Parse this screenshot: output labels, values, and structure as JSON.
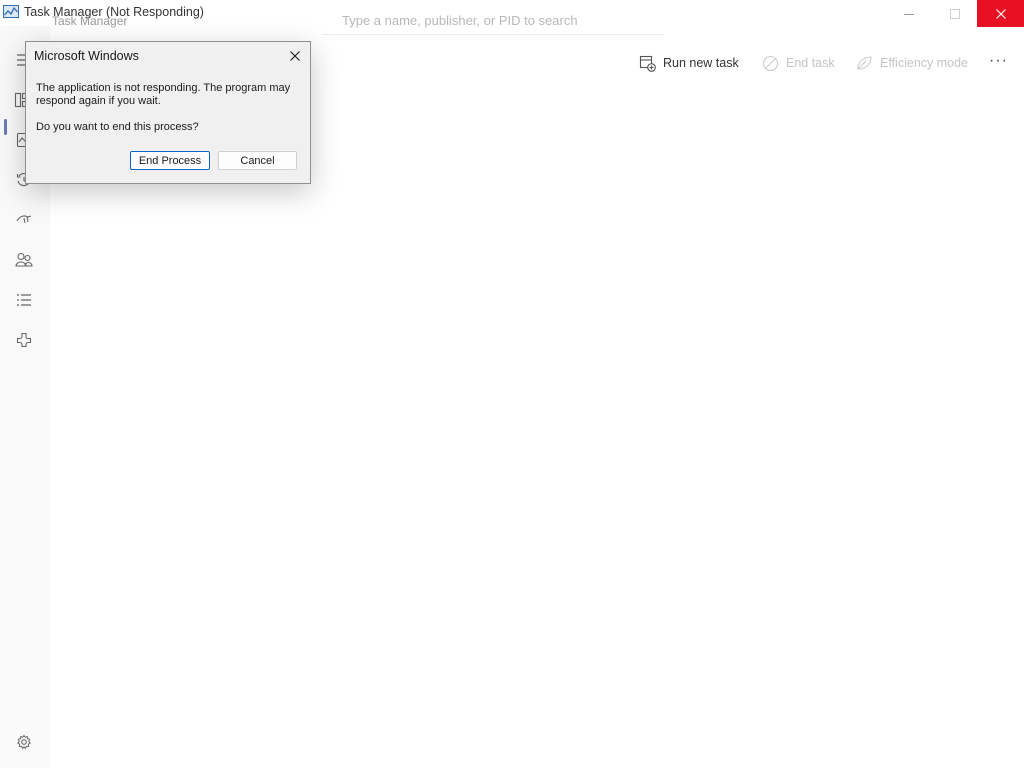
{
  "window": {
    "title": "Task Manager (Not Responding)",
    "app_icon": "task-manager-icon",
    "controls": [
      "minimize-icon",
      "maximize-icon",
      "close-icon"
    ],
    "close_color": "#e81123"
  },
  "background": {
    "app_name": "Task Manager",
    "search_placeholder": "Type a name, publisher, or PID to search"
  },
  "sidebar": {
    "items": [
      {
        "icon": "hamburger-icon"
      },
      {
        "icon": "processes-icon",
        "selected": true
      },
      {
        "icon": "performance-icon"
      },
      {
        "icon": "app-history-icon"
      },
      {
        "icon": "startup-apps-icon"
      },
      {
        "icon": "users-icon"
      },
      {
        "icon": "details-icon"
      },
      {
        "icon": "services-icon"
      }
    ],
    "settings_icon": "settings-icon"
  },
  "toolbar": {
    "run_new_task": "Run new task",
    "end_task": "End task",
    "efficiency_mode": "Efficiency mode",
    "more": "···"
  },
  "dialog": {
    "title": "Microsoft Windows",
    "message": "The application is not responding. The program may respond again if you wait.",
    "question": "Do you want to end this process?",
    "end_process_label": "End Process",
    "cancel_label": "Cancel"
  }
}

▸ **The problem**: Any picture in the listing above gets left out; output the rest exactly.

▸ **Expected answer**:
Parse this screenshot: output labels, values, and structure as JSON.
{
  "window": {
    "title": "Task Manager (Not Responding)",
    "app_icon": "task-manager-icon",
    "controls": [
      "minimize-icon",
      "maximize-icon",
      "close-icon"
    ],
    "close_color": "#e81123"
  },
  "background": {
    "app_name": "Task Manager",
    "search_placeholder": "Type a name, publisher, or PID to search"
  },
  "sidebar": {
    "items": [
      {
        "icon": "hamburger-icon"
      },
      {
        "icon": "processes-icon",
        "selected": true
      },
      {
        "icon": "performance-icon"
      },
      {
        "icon": "app-history-icon"
      },
      {
        "icon": "startup-apps-icon"
      },
      {
        "icon": "users-icon"
      },
      {
        "icon": "details-icon"
      },
      {
        "icon": "services-icon"
      }
    ],
    "settings_icon": "settings-icon"
  },
  "toolbar": {
    "run_new_task": "Run new task",
    "end_task": "End task",
    "efficiency_mode": "Efficiency mode",
    "more": "···"
  },
  "dialog": {
    "title": "Microsoft Windows",
    "message": "The application is not responding. The program may respond again if you wait.",
    "question": "Do you want to end this process?",
    "end_process_label": "End Process",
    "cancel_label": "Cancel"
  }
}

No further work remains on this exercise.